Robot leads the way

A new, one-of-a-kind robot uses radio frequency technology to help the visually impaired find their way when traditional guide dogs can’t.

A new, one-of-a-kind robot uses the latest technology to help the visually impaired find their way when traditional guide dogs can’t. The Robotic Guide is a combination of high-tech computer parts and a mobile base that assists the visually impaired in busy areas such as shopping centres and airports.

The robot uses radio frequency technology to give directions, product location and information to the visually impaired once they enter a shop or airport.

“This robot would make a difference in my life,” said Sachin Pavithran, a visually impaired test subject for the project. “I would go to a grocery shop by myself if something like this were available to me. It would help in so many places where I can’t go alone now. When I am in an airport and have a flight layover, I am often stuck in one place because I can’t get around by myself. This robot would give me back some independence.”

UtahStateUniversity computer science professor Vladimir Kulyukin and four UtahState graduate students invented the robot. The robot uses a sensor that hones in on radio frequency identification tags. The tags, which can be placed discretely in any indoor environment, localise the robot. The user simply reads a Braille directory and selects a target location. The robot, in turn, tells the user where to go, relaying information along the way.

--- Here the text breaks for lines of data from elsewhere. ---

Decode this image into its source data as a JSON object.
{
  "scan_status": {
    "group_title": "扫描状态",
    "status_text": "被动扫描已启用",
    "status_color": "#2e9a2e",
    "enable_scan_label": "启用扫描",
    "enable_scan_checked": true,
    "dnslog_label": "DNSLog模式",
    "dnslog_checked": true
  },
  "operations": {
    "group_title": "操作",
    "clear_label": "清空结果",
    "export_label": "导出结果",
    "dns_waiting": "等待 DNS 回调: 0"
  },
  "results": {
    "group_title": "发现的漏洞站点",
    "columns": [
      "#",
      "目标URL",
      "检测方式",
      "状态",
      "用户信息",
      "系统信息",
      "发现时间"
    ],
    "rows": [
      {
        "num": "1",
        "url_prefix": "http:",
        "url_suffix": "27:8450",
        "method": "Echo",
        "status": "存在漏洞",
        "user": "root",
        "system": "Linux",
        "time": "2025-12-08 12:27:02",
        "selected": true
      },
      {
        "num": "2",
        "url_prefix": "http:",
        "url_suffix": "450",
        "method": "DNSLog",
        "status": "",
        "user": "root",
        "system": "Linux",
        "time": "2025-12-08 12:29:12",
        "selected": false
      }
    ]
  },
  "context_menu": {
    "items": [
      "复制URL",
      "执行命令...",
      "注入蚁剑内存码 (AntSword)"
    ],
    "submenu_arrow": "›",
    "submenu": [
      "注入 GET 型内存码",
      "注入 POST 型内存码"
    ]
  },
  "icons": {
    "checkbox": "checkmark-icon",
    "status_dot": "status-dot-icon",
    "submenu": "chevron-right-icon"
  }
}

Once the user reaches the target destination the robot is capable of giving detailed information about specified products, such as where to find the toothpaste on a grocery shop shelf. The robot is not intended to replace the guide dog, which is often a blind person’s best resource; it merely enhances what a seeing-eye dog can provide.

Kulyukin said that when a visually impaired person is in a new environment, such as an airport, a guide dog can not guide that person to the correct location because it’s never been there either. Robotic Guide will lead the way without the need for human assistance thus giving the visually impaired person more freedom.

“Dogs may be man’s best friend, but in the case of a blind person that relationship is taken to the next level – they are essential,” said Kulyukin. “The only problem with a guide dog is that they only know to go where they have been taught.”

Kulyukin and his team have been perfecting the robot for the past two years. The group would like to see robotic shopping carts in grocery shops and robotic smart carts in airport terminals.

“I have always been interested in assistive technology and wanted to build something that actually makes a difference,” said Kulyukin. “This is practical stuff and works well at enhancing human life.”

Kulyukin wants to keep working on the robot to ensure it is available for consumers. The team is also working on a wearable navigation system for the visually impaired that works in outdoor environments.

“We are helping people and nothing is more satisfying than that,” said Kulyukin.

For more information on Kulyukin and his research, visit his Web site.